(Excerpts from an interface dataset)
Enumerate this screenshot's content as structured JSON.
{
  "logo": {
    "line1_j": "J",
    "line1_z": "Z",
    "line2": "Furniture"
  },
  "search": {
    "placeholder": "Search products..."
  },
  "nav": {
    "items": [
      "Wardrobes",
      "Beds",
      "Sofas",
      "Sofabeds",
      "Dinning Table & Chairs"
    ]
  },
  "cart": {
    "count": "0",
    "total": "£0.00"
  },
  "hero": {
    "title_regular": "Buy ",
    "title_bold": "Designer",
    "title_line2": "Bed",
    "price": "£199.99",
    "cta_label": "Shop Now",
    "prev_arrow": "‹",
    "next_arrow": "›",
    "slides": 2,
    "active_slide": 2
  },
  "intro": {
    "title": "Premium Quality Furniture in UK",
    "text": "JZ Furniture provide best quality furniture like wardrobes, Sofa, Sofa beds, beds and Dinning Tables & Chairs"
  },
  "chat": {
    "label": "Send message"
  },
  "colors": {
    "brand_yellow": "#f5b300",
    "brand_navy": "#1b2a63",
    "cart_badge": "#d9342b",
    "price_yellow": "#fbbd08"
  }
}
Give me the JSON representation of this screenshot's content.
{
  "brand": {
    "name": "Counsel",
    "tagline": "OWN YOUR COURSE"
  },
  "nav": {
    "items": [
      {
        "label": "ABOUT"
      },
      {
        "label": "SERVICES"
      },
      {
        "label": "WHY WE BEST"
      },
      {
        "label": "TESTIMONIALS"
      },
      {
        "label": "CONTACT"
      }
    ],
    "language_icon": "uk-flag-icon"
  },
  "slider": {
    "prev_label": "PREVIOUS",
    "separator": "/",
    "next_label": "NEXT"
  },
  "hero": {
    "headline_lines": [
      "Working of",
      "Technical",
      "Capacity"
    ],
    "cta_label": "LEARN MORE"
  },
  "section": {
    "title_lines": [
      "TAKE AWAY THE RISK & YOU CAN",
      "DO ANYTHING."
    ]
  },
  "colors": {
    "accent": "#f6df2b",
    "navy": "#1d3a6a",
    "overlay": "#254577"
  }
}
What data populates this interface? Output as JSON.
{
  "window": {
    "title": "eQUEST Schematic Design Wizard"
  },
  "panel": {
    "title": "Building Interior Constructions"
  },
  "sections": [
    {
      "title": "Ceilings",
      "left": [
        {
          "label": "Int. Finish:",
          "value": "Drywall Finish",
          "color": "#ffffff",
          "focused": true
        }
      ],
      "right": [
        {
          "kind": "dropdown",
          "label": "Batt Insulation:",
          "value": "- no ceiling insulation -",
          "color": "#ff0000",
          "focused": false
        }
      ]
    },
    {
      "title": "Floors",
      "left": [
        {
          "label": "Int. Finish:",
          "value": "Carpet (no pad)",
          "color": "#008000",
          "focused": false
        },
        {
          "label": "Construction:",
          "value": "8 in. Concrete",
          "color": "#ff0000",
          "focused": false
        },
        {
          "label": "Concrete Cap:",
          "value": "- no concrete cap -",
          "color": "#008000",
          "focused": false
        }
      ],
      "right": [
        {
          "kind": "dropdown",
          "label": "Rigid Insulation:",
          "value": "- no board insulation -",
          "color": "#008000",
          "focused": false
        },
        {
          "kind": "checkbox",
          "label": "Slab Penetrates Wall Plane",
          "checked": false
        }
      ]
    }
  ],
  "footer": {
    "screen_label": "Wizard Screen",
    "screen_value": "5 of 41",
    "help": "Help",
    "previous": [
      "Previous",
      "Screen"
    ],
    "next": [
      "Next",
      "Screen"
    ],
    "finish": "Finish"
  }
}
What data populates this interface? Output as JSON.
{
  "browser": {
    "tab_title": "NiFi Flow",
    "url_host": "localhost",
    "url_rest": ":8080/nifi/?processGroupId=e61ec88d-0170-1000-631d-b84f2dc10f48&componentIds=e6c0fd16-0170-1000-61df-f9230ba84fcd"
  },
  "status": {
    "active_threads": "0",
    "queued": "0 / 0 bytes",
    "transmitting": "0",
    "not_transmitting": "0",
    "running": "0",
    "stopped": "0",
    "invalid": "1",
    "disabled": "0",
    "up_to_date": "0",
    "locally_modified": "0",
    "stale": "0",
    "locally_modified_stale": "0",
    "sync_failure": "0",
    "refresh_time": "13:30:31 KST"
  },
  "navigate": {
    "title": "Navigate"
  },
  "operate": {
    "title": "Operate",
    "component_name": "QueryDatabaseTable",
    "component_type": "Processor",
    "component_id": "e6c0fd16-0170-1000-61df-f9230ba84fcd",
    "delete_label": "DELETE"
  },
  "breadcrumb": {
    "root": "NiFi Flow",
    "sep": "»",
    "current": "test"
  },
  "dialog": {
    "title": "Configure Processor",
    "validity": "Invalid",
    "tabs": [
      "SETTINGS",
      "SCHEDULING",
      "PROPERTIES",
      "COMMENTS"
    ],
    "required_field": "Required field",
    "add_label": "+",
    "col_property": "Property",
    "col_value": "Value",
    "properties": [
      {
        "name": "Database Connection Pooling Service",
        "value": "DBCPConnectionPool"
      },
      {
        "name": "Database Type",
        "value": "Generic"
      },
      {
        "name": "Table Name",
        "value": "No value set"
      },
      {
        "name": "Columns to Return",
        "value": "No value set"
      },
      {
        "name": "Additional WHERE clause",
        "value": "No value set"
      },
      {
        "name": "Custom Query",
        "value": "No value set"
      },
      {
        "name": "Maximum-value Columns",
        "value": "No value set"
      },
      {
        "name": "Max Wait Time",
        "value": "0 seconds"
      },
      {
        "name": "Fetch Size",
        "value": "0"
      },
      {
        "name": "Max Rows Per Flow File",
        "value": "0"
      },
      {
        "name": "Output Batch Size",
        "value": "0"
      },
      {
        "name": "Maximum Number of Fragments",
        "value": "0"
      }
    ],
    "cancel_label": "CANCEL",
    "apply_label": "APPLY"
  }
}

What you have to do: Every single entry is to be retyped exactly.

Response below:
Enumerate this screenshot's content as structured JSON.
{
  "logo": {
    "line1_j": "J",
    "line1_z": "Z",
    "line2": "Furniture"
  },
  "search": {
    "placeholder": "Search products..."
  },
  "nav": {
    "items": [
      "Wardrobes",
      "Beds",
      "Sofas",
      "Sofabeds",
      "Dinning Table & Chairs"
    ]
  },
  "cart": {
    "count": "0",
    "total": "£0.00"
  },
  "hero": {
    "title_regular": "Buy ",
    "title_bold": "Designer",
    "title_line2": "Bed",
    "price": "£199.99",
    "cta_label": "Shop Now",
    "prev_arrow": "‹",
    "next_arrow": "›",
    "slides": 2,
    "active_slide": 2
  },
  "intro": {
    "title": "Premium Quality Furniture in UK",
    "text": "JZ Furniture provide best quality furniture like wardrobes, Sofa, Sofa beds, beds and Dinning Tables & Chairs"
  },
  "chat": {
    "label": "Send message"
  },
  "colors": {
    "brand_yellow": "#f5b300",
    "brand_navy": "#1b2a63",
    "cart_badge": "#d9342b",
    "price_yellow": "#fbbd08"
  }
}
Give me the JSON representation of this screenshot's content.
{
  "brand": {
    "name": "Counsel",
    "tagline": "OWN YOUR COURSE"
  },
  "nav": {
    "items": [
      {
        "label": "ABOUT"
      },
      {
        "label": "SERVICES"
      },
      {
        "label": "WHY WE BEST"
      },
      {
        "label": "TESTIMONIALS"
      },
      {
        "label": "CONTACT"
      }
    ],
    "language_icon": "uk-flag-icon"
  },
  "slider": {
    "prev_label": "PREVIOUS",
    "separator": "/",
    "next_label": "NEXT"
  },
  "hero": {
    "headline_lines": [
      "Working of",
      "Technical",
      "Capacity"
    ],
    "cta_label": "LEARN MORE"
  },
  "section": {
    "title_lines": [
      "TAKE AWAY THE RISK & YOU CAN",
      "DO ANYTHING."
    ]
  },
  "colors": {
    "accent": "#f6df2b",
    "navy": "#1d3a6a",
    "overlay": "#254577"
  }
}
What data populates this interface? Output as JSON.
{
  "window": {
    "title": "eQUEST Schematic Design Wizard"
  },
  "panel": {
    "title": "Building Interior Constructions"
  },
  "sections": [
    {
      "title": "Ceilings",
      "left": [
        {
          "label": "Int. Finish:",
          "value": "Drywall Finish",
          "color": "#ffffff",
          "focused": true
        }
      ],
      "right": [
        {
          "kind": "dropdown",
          "label": "Batt Insulation:",
          "value": "- no ceiling insulation -",
          "color": "#ff0000",
          "focused": false
        }
      ]
    },
    {
      "title": "Floors",
      "left": [
        {
          "label": "Int. Finish:",
          "value": "Carpet (no pad)",
          "color": "#008000",
          "focused": false
        },
        {
          "label": "Construction:",
          "value": "8 in. Concrete",
          "color": "#ff0000",
          "focused": false
        },
        {
          "label": "Concrete Cap:",
          "value": "- no concrete cap -",
          "color": "#008000",
          "focused": false
        }
      ],
      "right": [
        {
          "kind": "dropdown",
          "label": "Rigid Insulation:",
          "value": "- no board insulation -",
          "color": "#008000",
          "focused": false
        },
        {
          "kind": "checkbox",
          "label": "Slab Penetrates Wall Plane",
          "checked": false
        }
      ]
    }
  ],
  "footer": {
    "screen_label": "Wizard Screen",
    "screen_value": "5 of 41",
    "help": "Help",
    "previous": [
      "Previous",
      "Screen"
    ],
    "next": [
      "Next",
      "Screen"
    ],
    "finish": "Finish"
  }
}
What data populates this interface? Output as JSON.
{
  "browser": {
    "tab_title": "NiFi Flow",
    "url_host": "localhost",
    "url_rest": ":8080/nifi/?processGroupId=e61ec88d-0170-1000-631d-b84f2dc10f48&componentIds=e6c0fd16-0170-1000-61df-f9230ba84fcd"
  },
  "status": {
    "active_threads": "0",
    "queued": "0 / 0 bytes",
    "transmitting": "0",
    "not_transmitting": "0",
    "running": "0",
    "stopped": "0",
    "invalid": "1",
    "disabled": "0",
    "up_to_date": "0",
    "locally_modified": "0",
    "stale": "0",
    "locally_modified_stale": "0",
    "sync_failure": "0",
    "refresh_time": "13:30:31 KST"
  },
  "navigate": {
    "title": "Navigate"
  },
  "operate": {
    "title": "Operate",
    "component_name": "QueryDatabaseTable",
    "component_type": "Processor",
    "component_id": "e6c0fd16-0170-1000-61df-f9230ba84fcd",
    "delete_label": "DELETE"
  },
  "breadcrumb": {
    "root": "NiFi Flow",
    "sep": "»",
    "current": "test"
  },
  "dialog": {
    "title": "Configure Processor",
    "validity": "Invalid",
    "tabs": [
      "SETTINGS",
      "SCHEDULING",
      "PROPERTIES",
      "COMMENTS"
    ],
    "required_field": "Required field",
    "add_label": "+",
    "col_property": "Property",
    "col_value": "Value",
    "properties": [
      {
        "name": "Database Connection Pooling Service",
        "value": "DBCPConnectionPool"
      },
      {
        "name": "Database Type",
        "value": "Generic"
      },
      {
        "name": "Table Name",
        "value": "No value set"
      },
      {
        "name": "Columns to Return",
        "value": "No value set"
      },
      {
        "name": "Additional WHERE clause",
        "value": "No value set"
      },
      {
        "name": "Custom Query",
        "value": "No value set"
      },
      {
        "name": "Maximum-value Columns",
        "value": "No value set"
      },
      {
        "name": "Max Wait Time",
        "value": "0 seconds"
      },
      {
        "name": "Fetch Size",
        "value": "0"
      },
      {
        "name": "Max Rows Per Flow File",
        "value": "0"
      },
      {
        "name": "Output Batch Size",
        "value": "0"
      },
      {
        "name": "Maximum Number of Fragments",
        "value": "0"
      }
    ],
    "cancel_label": "CANCEL",
    "apply_label": "APPLY"
  }
}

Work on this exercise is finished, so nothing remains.